**TO DO:**
Each line in the entries that has the word "label" has to be copied.

**MATERIAL FOR THE TASK:**
-*-
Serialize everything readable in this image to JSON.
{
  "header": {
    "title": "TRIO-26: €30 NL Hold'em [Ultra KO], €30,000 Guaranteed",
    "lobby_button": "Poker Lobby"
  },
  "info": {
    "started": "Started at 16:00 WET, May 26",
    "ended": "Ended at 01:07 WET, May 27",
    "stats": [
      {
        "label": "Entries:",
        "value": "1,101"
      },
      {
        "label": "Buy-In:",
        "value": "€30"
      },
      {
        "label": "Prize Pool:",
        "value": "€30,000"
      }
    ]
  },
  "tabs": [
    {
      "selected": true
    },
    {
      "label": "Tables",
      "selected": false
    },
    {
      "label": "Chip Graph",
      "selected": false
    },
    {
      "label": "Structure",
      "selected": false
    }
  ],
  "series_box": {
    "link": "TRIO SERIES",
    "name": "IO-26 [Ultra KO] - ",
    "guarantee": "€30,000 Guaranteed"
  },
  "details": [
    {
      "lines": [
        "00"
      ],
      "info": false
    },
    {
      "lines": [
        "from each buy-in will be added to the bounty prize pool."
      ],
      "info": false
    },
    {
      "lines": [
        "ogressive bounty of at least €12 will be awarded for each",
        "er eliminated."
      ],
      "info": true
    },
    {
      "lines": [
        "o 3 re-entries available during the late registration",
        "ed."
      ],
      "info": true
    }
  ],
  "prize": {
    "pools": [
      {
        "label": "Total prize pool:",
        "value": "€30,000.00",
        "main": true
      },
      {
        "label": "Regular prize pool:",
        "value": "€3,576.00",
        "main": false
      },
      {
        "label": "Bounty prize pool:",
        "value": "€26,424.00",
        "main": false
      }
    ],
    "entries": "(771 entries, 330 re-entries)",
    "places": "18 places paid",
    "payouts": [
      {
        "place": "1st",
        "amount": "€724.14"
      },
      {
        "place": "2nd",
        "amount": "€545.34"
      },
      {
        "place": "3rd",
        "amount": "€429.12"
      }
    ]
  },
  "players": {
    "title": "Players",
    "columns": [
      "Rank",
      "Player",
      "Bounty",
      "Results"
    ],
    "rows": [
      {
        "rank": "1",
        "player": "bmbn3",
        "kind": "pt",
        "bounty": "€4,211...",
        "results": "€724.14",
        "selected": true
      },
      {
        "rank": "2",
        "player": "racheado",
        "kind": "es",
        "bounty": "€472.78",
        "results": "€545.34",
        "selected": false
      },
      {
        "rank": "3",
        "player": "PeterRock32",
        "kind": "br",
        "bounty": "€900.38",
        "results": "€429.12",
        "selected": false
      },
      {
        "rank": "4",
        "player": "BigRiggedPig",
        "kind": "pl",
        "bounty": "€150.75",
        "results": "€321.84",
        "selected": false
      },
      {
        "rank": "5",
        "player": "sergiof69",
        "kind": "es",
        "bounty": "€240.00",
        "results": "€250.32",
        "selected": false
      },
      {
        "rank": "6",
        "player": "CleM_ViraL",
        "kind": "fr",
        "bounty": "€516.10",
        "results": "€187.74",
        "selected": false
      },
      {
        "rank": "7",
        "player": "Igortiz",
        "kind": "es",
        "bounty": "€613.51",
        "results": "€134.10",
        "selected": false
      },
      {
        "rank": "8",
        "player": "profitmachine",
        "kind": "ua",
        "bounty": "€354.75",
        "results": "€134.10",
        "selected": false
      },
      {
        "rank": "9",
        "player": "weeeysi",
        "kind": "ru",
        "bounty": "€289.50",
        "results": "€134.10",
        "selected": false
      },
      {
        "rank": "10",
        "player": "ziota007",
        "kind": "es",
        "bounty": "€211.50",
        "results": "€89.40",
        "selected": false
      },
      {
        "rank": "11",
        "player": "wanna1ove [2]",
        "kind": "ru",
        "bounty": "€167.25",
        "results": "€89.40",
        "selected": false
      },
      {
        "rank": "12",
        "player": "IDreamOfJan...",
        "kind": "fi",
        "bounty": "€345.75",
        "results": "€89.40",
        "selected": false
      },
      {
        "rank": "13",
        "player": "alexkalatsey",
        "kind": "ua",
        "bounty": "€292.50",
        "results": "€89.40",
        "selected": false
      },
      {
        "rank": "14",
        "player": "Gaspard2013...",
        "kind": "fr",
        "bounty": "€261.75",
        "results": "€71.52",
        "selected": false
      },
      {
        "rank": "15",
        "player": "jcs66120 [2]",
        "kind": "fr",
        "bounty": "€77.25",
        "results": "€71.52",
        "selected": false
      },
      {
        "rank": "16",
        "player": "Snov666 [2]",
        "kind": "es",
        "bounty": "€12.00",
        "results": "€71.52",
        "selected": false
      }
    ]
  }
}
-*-
**SOLUTION:**
        "label": "Entries:",
        "label": "Buy-In:",
        "label": "Prize Pool:",
      "label": "Tables",
      "label": "Chip Graph",
      "label": "Structure",
        "label": "Total prize pool:",
        "label": "Regular prize pool:",
        "label": "Bounty prize pool:",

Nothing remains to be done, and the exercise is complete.